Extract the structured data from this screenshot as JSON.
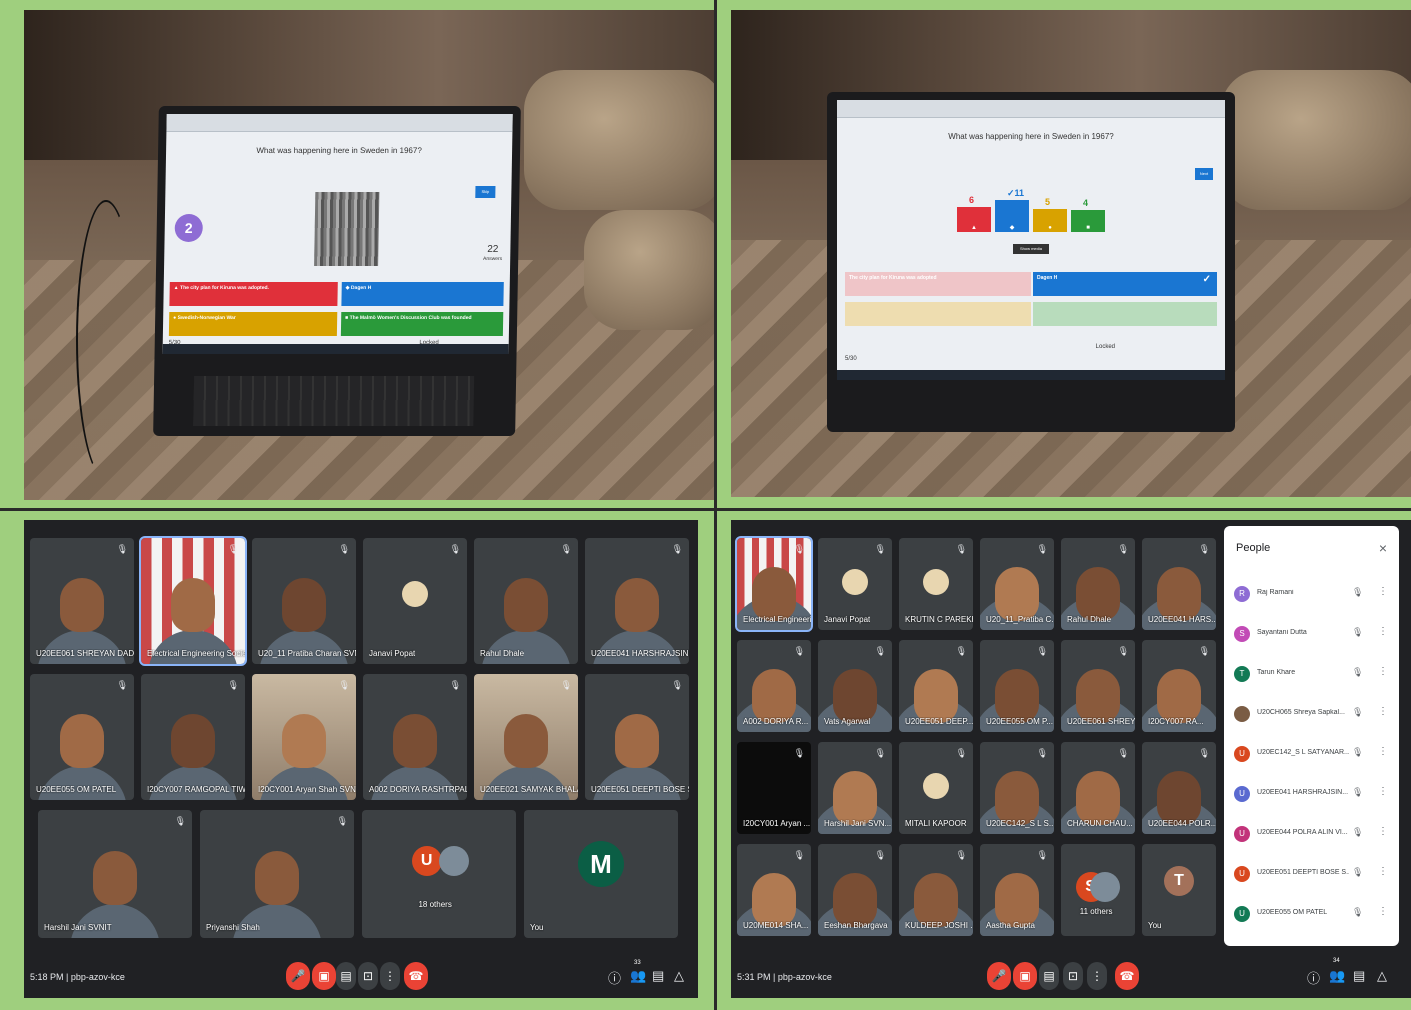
{
  "quiz_photo_1": {
    "question": "What was happening here in Sweden in 1967?",
    "timer": "2",
    "answers_count": "22",
    "answers_label": "Answers",
    "skip_label": "Skip",
    "progress": "5/30",
    "locked": "Locked",
    "answers": [
      {
        "text": "The city plan for Kiruna was adopted.",
        "color": "#e0303a",
        "symbol": "▲"
      },
      {
        "text": "Dagen H",
        "color": "#1a76d2",
        "symbol": "◆"
      },
      {
        "text": "Swedish-Norwegian War",
        "color": "#d8a200",
        "symbol": "●"
      },
      {
        "text": "The Malmö Women's Discussion Club was founded",
        "color": "#2a9a3a",
        "symbol": "■"
      }
    ]
  },
  "quiz_photo_2": {
    "question": "What was happening here in Sweden in 1967?",
    "next_label": "Next",
    "show_media": "Show media",
    "progress": "5/30",
    "locked": "Locked",
    "results": [
      {
        "value": 6,
        "color": "#e0303a",
        "symbol": "▲",
        "correct": false
      },
      {
        "value": 11,
        "color": "#1a76d2",
        "symbol": "◆",
        "correct": true
      },
      {
        "value": 5,
        "color": "#d8a200",
        "symbol": "●",
        "correct": false
      },
      {
        "value": 4,
        "color": "#2a9a3a",
        "symbol": "■",
        "correct": false
      }
    ],
    "correct_mark": "✓",
    "answer_correct": "Dagen H",
    "answer_wrong": "The city plan for Kiruna was adopted"
  },
  "meet_1": {
    "time": "5:18 PM",
    "code": "pbp-azov-kce",
    "participant_count": "33",
    "tiles": [
      {
        "name": "U20EE061 SHREYAN DADHIC...",
        "kind": "video"
      },
      {
        "name": "Electrical Engineering Society",
        "kind": "active"
      },
      {
        "name": "U20_11 Pratiba Charan SVNIT",
        "kind": "video"
      },
      {
        "name": "Janavi Popat",
        "kind": "avatar"
      },
      {
        "name": "Rahul Dhale",
        "kind": "video"
      },
      {
        "name": "U20EE041 HARSHRAJSINH G",
        "kind": "video"
      },
      {
        "name": "U20EE055 OM PATEL",
        "kind": "video"
      },
      {
        "name": "I20CY007 RAMGOPAL TIWAR...",
        "kind": "video"
      },
      {
        "name": "I20CY001 Aryan Shah SVNIT",
        "kind": "bright"
      },
      {
        "name": "A002 DORIYA RASHTRPAL DE...",
        "kind": "video"
      },
      {
        "name": "U20EE021 SAMYAK BHALANI",
        "kind": "bright"
      },
      {
        "name": "U20EE051 DEEPTI BOSE SVNIT",
        "kind": "video"
      },
      {
        "name": "Harshil Jani SVNIT",
        "kind": "video"
      },
      {
        "name": "Priyanshi Shah",
        "kind": "video"
      }
    ],
    "others_label": "18 others",
    "others_avatar": "U",
    "you_avatar": "M",
    "you_label": "You"
  },
  "meet_2": {
    "time": "5:31 PM",
    "code": "pbp-azov-kce",
    "participant_count": "34",
    "tiles": [
      {
        "name": "Electrical Engineeri...",
        "kind": "active"
      },
      {
        "name": "Janavi Popat",
        "kind": "avatar"
      },
      {
        "name": "KRUTIN C PAREKH",
        "kind": "avatar"
      },
      {
        "name": "U20_11_Pratiba C...",
        "kind": "video"
      },
      {
        "name": "Rahul Dhale",
        "kind": "video"
      },
      {
        "name": "U20EE041 HARS...",
        "kind": "video"
      },
      {
        "name": "A002 DORIYA R...",
        "kind": "video"
      },
      {
        "name": "Vats Agarwal",
        "kind": "video"
      },
      {
        "name": "U20EE051 DEEP...",
        "kind": "video"
      },
      {
        "name": "U20EE055 OM P...",
        "kind": "video"
      },
      {
        "name": "U20EE061 SHREY...",
        "kind": "video"
      },
      {
        "name": "I20CY007 RA...",
        "kind": "video"
      },
      {
        "name": "I20CY001 Aryan ...",
        "kind": "dark"
      },
      {
        "name": "Harshil Jani SVN...",
        "kind": "video"
      },
      {
        "name": "MITALI KAPOOR",
        "kind": "avatar"
      },
      {
        "name": "U20EC142_S L S...",
        "kind": "video"
      },
      {
        "name": "CHARUN CHAU...",
        "kind": "video"
      },
      {
        "name": "U20EE044 POLR...",
        "kind": "video"
      },
      {
        "name": "U20ME014 SHA...",
        "kind": "video"
      },
      {
        "name": "Eeshan Bhargava",
        "kind": "video"
      },
      {
        "name": "KULDEEP JOSHI ...",
        "kind": "video"
      },
      {
        "name": "Aastha Gupta",
        "kind": "video"
      }
    ],
    "others_label": "11 others",
    "others_avatar": "S",
    "you_avatar": "T",
    "you_label": "You",
    "people_panel": {
      "title": "People",
      "close": "×",
      "list": [
        {
          "initial": "R",
          "name": "Raj Ramani",
          "color": "#8e6cd4"
        },
        {
          "initial": "S",
          "name": "Sayantani Dutta",
          "color": "#c24bb6"
        },
        {
          "initial": "T",
          "name": "Tarun Khare",
          "color": "#137a55"
        },
        {
          "initial": "",
          "name": "U20CH065 Shreya Sapkal...",
          "color": "#7a5c44"
        },
        {
          "initial": "U",
          "name": "U20EC142_S L SATYANAR...",
          "color": "#d9481f"
        },
        {
          "initial": "U",
          "name": "U20EE041 HARSHRAJSIN...",
          "color": "#5a6ad0"
        },
        {
          "initial": "U",
          "name": "U20EE044 POLRA ALIN VI...",
          "color": "#c2337a"
        },
        {
          "initial": "U",
          "name": "U20EE051 DEEPTI BOSE S...",
          "color": "#d9481f"
        },
        {
          "initial": "U",
          "name": "U20EE055 OM PATEL",
          "color": "#137a55"
        }
      ]
    }
  }
}
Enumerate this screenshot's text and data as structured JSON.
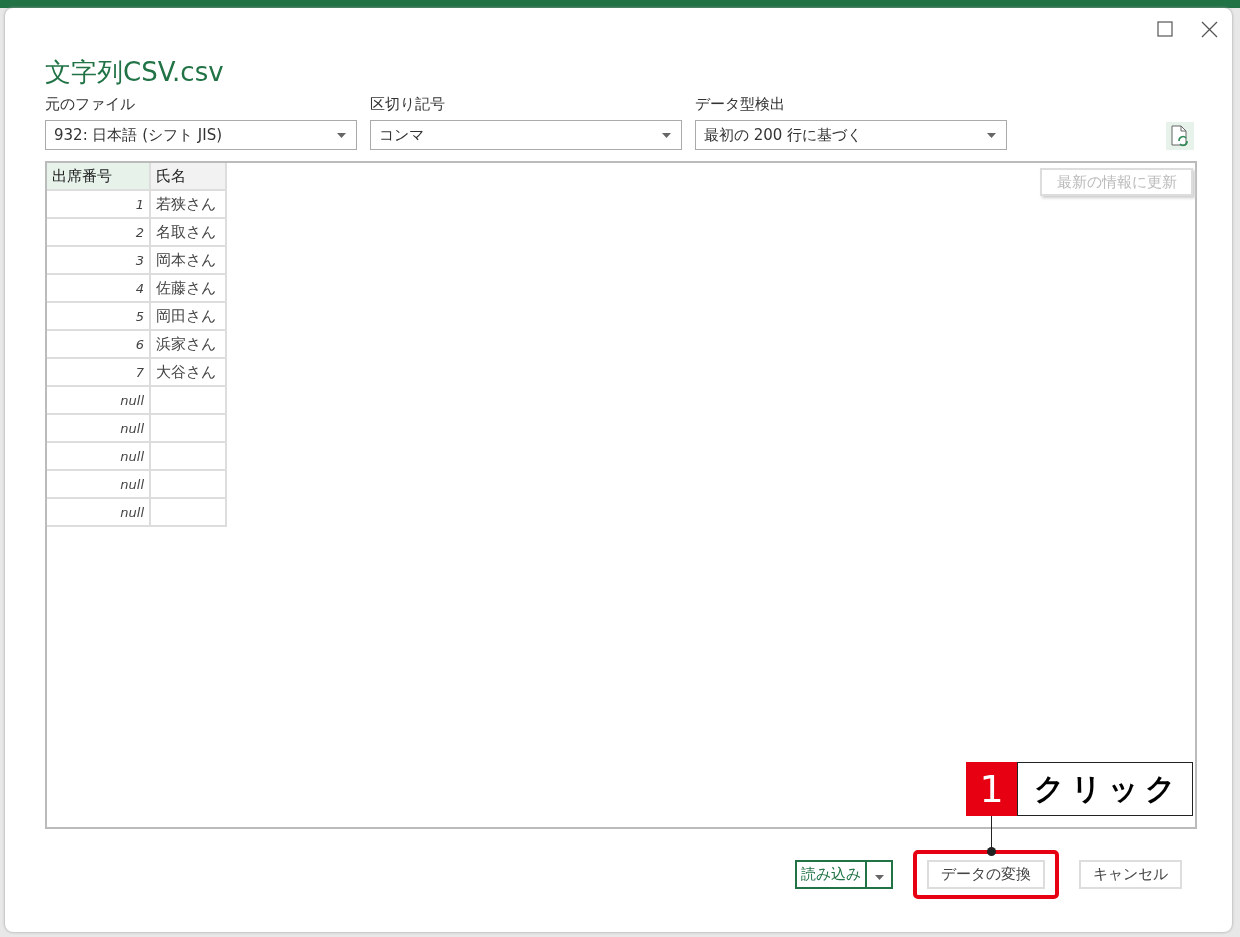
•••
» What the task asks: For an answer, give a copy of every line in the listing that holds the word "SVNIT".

» Your solution:
        "name": "U20_11 Pratiba Charan SVNIT",
        "name": "I20CY001 Aryan Shah SVNIT",
        "name": "U20EE051 DEEPTI BOSE SVNIT",
        "name": "Harshil Jani SVNIT",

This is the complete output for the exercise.